Time—The continental United States is divided into four time zones: Eastern Standard Time (EST), Central Standard Time (CST), Mountain Standard Time (MST), and Pacific Standard Time (PST). For example, when it's 5pm in London (GMT), it’s noon in New York City (EST), 11am in Chicago (CST), 10am in Phoenix (MST), and 9am in Los Angeles (PST). Daylight saving time moves clocks ahead one hour at 1am on the second Sunday in March, and moves them back one hour at 1am the first Sunday in November. Here's the problem: Arizona doesn't observe daylight saving time. That means that Arizona is an hour ahead of L.A. in winter months but on the same time zone as the west coast during the summer. If you’re traveling around the Southwest, remember that as you cross state lines in or out of Arizona you may or may not have to change the time on your watches and phones, depending on the season. And just to make things more complicated, in the northeastern corner of the state, you're technically in Navajo country—where daylight saving time is followed! This can trip you up on everything from hotel check-in or check-out times to tour reservations. Make a mental note of this if you’re traveling in summer.
Tipping—Foreign visitors might not realize that the custom of tipping is built into the U.S. service economy; most restaurant and hotel workers are paid low wages with the expectation that they’ll make up for it in tips. Unless you’re unhappy with the service, a tip is expected. In hotels, tip bellhops at least $1 per bag ($2–$3 if you have a lot of luggage) and tip the maid staff at least $1–$2 per day (more if you’ve left a big mess to be cleaned up). I personally put cash into the hands of the maid to make sure she gets it. Tip the doorman or concierge only if he or she has provided you with some specific service (for example, calling a cab for you or obtaining difficult-to-get theater tickets).
Tip a valet-parking attendant $2 every time you get your car.
In restaurants, bars, and nightclubs, tip service staff 15% to 20% of the check; bartenders $1 for a beer, $2 for a mixed drink; and checkroom attendants $1 or $2 per garment.
Tip cab drivers 15% of the fare; tip skycaps at airports at least $2 per bag; and tip hairdressers and barbers 15% to 20%.
Toilets—You won’t find public toilets or “restrooms” on the streets in most U.S. cities. Instead, use facilities in hotel lobbies, bars and restaurants, department stores, grocery and "big-box" stores, and service stations. Once in a while you'll find a restaurant with a "customers only" sign on the restrooms, but I'd be surprised if any would refuse a polite request. Hotels and fast-food restaurants are the best bet for clean facilities.

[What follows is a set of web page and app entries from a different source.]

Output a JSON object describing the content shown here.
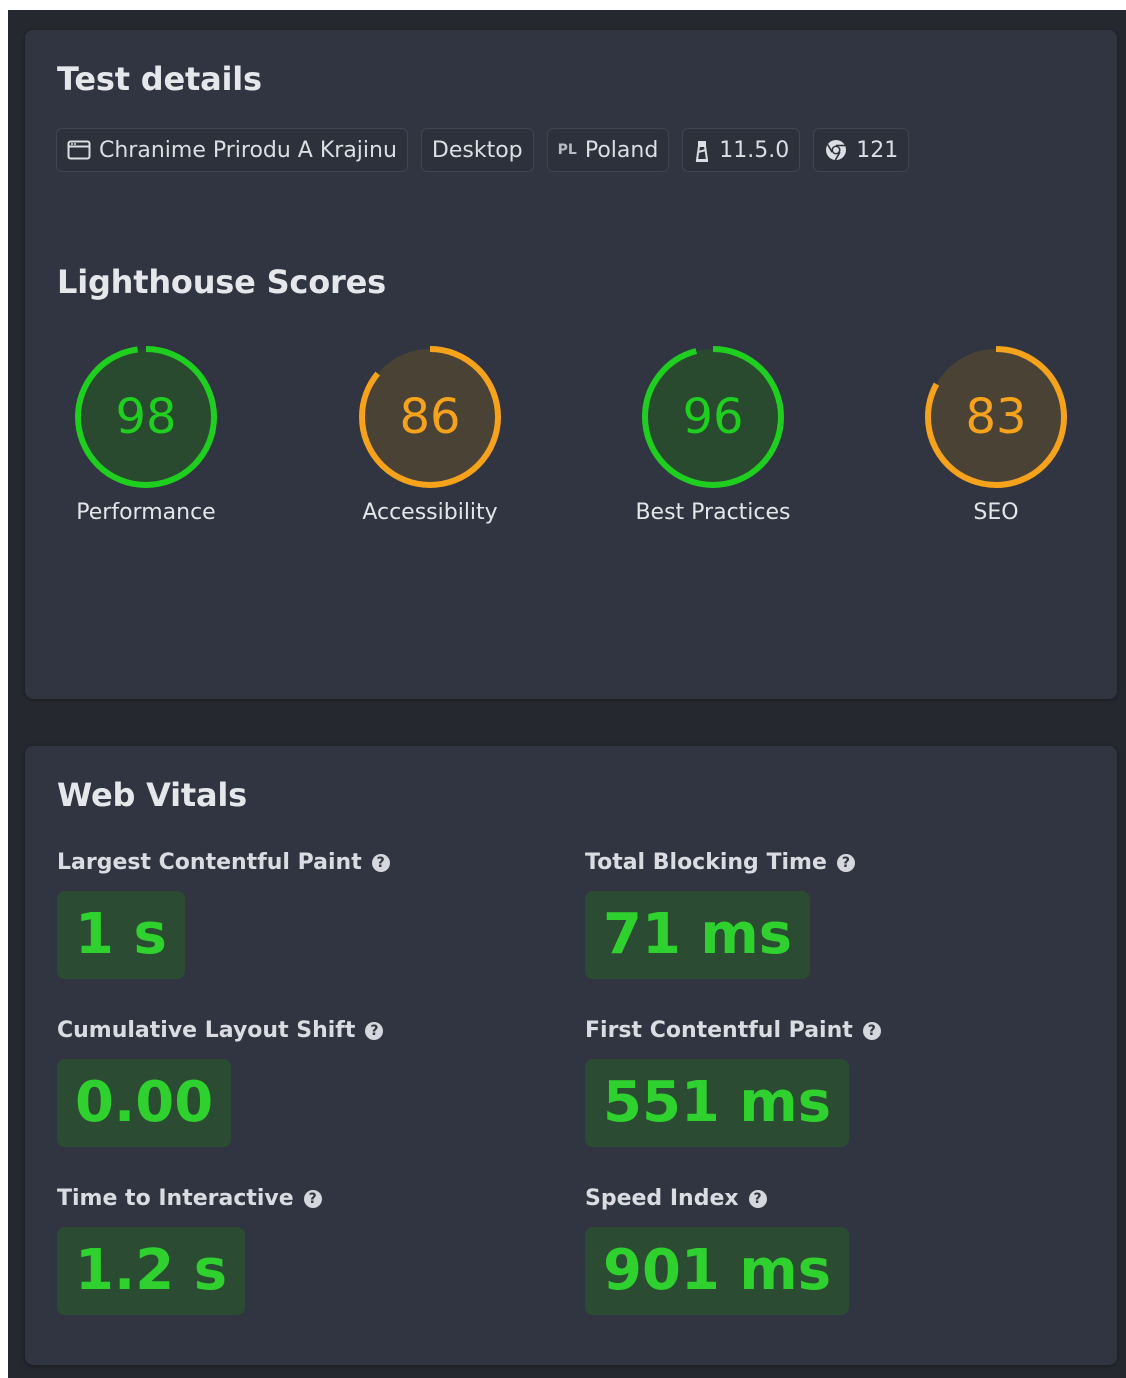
{
  "test_details": {
    "title": "Test details",
    "site_name": "Chranime Prirodu A Krajinu",
    "device": "Desktop",
    "country_code": "PL",
    "country": "Poland",
    "lighthouse_version": "11.5.0",
    "chrome_version": "121"
  },
  "lighthouse": {
    "title": "Lighthouse Scores",
    "scores": [
      {
        "label": "Performance",
        "value": "98",
        "fraction": 0.98,
        "status": "good",
        "color": "#1fcf1f"
      },
      {
        "label": "Accessibility",
        "value": "86",
        "fraction": 0.86,
        "status": "average",
        "color": "#f7a21b"
      },
      {
        "label": "Best Practices",
        "value": "96",
        "fraction": 0.96,
        "status": "good",
        "color": "#1fcf1f"
      },
      {
        "label": "SEO",
        "value": "83",
        "fraction": 0.83,
        "status": "average",
        "color": "#f7a21b"
      }
    ]
  },
  "web_vitals": {
    "title": "Web Vitals",
    "items": [
      {
        "label": "Largest Contentful Paint",
        "value": "1 s"
      },
      {
        "label": "Total Blocking Time",
        "value": "71 ms"
      },
      {
        "label": "Cumulative Layout Shift",
        "value": "0.00"
      },
      {
        "label": "First Contentful Paint",
        "value": "551 ms"
      },
      {
        "label": "Time to Interactive",
        "value": "1.2 s"
      },
      {
        "label": "Speed Index",
        "value": "901 ms"
      }
    ],
    "help_glyph": "?",
    "good_color": "#2fd12f"
  },
  "icons": {
    "site": "browser-window-icon",
    "lighthouse": "lighthouse-icon",
    "chrome": "chrome-icon",
    "help": "help-circle-icon"
  }
}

Visitor Information—For statewide travel information, contact the Arizona Office of Tourism (www.arizonaguide.com; tel. 866/275-5816). See the individual chapters for details on local tourist offices. For suggested driving tours along Arizona’s scenic roads, check out Arizona Scenic Roads at www.arizonascenicroads.com.
Note: This information was accurate when it was published, but can change without notice. Please be sure to confirm all rates and details directly with the companies in question before planning your trip.